Web page and app entries:
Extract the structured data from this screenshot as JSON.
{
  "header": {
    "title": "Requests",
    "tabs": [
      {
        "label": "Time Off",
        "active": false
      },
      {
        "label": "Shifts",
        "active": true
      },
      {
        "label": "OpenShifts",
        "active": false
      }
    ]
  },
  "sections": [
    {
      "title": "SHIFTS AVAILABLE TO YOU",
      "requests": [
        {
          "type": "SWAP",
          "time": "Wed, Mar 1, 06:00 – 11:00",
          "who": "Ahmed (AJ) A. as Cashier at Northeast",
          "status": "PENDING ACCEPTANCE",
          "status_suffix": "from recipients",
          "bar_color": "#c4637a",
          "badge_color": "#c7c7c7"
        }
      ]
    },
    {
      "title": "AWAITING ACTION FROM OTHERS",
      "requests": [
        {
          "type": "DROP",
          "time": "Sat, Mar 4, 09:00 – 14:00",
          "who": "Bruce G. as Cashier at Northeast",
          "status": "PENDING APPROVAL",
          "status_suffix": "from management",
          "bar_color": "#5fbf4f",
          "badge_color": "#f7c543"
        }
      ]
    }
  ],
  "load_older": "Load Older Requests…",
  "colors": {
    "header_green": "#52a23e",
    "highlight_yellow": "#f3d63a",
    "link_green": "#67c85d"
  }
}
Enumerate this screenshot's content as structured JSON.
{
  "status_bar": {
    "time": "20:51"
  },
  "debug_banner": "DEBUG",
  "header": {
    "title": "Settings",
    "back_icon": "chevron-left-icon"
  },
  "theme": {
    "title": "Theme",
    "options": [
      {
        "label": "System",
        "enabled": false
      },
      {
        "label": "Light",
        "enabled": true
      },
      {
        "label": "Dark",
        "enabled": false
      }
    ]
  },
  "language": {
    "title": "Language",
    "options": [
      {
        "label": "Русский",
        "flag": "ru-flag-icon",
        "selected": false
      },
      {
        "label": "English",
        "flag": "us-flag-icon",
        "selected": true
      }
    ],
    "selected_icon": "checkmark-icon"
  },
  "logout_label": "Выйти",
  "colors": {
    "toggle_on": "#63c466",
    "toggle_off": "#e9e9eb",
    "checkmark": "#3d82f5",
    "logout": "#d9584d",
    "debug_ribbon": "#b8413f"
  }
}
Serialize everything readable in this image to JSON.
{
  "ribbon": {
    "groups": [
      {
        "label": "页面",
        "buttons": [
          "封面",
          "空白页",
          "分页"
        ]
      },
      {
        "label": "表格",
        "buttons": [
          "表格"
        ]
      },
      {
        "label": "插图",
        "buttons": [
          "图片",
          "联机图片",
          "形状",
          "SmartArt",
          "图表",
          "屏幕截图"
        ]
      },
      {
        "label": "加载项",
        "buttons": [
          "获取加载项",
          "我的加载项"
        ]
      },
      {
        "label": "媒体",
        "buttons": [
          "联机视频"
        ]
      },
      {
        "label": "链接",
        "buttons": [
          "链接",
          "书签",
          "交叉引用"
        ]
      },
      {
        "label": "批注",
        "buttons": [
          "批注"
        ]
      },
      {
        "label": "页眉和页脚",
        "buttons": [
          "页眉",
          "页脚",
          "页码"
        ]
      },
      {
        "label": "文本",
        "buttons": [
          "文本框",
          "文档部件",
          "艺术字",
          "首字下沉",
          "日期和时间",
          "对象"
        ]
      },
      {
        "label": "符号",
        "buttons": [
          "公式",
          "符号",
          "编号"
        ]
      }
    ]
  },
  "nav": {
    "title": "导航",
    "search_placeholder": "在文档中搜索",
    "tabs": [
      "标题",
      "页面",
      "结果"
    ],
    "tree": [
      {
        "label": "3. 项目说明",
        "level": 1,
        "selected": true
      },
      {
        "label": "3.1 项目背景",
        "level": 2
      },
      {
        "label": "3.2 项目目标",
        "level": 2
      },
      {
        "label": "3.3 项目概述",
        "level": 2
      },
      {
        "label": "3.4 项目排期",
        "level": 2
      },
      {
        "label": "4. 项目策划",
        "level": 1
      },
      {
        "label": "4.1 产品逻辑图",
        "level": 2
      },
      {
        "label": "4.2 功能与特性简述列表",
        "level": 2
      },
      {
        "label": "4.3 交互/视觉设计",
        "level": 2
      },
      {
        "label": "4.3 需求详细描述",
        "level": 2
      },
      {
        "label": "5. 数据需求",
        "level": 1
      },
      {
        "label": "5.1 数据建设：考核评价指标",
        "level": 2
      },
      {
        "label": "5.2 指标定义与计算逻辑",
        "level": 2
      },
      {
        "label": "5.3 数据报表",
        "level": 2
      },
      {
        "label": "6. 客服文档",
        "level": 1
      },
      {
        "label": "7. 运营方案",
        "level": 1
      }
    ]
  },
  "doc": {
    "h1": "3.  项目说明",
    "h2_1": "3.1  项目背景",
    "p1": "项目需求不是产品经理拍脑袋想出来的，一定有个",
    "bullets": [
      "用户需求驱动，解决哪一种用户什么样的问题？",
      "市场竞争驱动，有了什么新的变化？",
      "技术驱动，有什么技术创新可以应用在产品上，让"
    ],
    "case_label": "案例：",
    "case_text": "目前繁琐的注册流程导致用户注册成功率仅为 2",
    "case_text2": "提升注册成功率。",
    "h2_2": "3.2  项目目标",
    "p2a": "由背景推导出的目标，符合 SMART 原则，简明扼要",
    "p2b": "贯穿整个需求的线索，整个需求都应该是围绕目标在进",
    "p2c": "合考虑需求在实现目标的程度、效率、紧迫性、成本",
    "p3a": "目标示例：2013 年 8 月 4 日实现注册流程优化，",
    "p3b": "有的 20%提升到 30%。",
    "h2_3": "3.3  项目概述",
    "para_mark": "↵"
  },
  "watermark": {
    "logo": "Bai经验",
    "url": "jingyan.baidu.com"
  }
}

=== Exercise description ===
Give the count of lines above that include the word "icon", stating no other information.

=== Answer for this exercise ===
4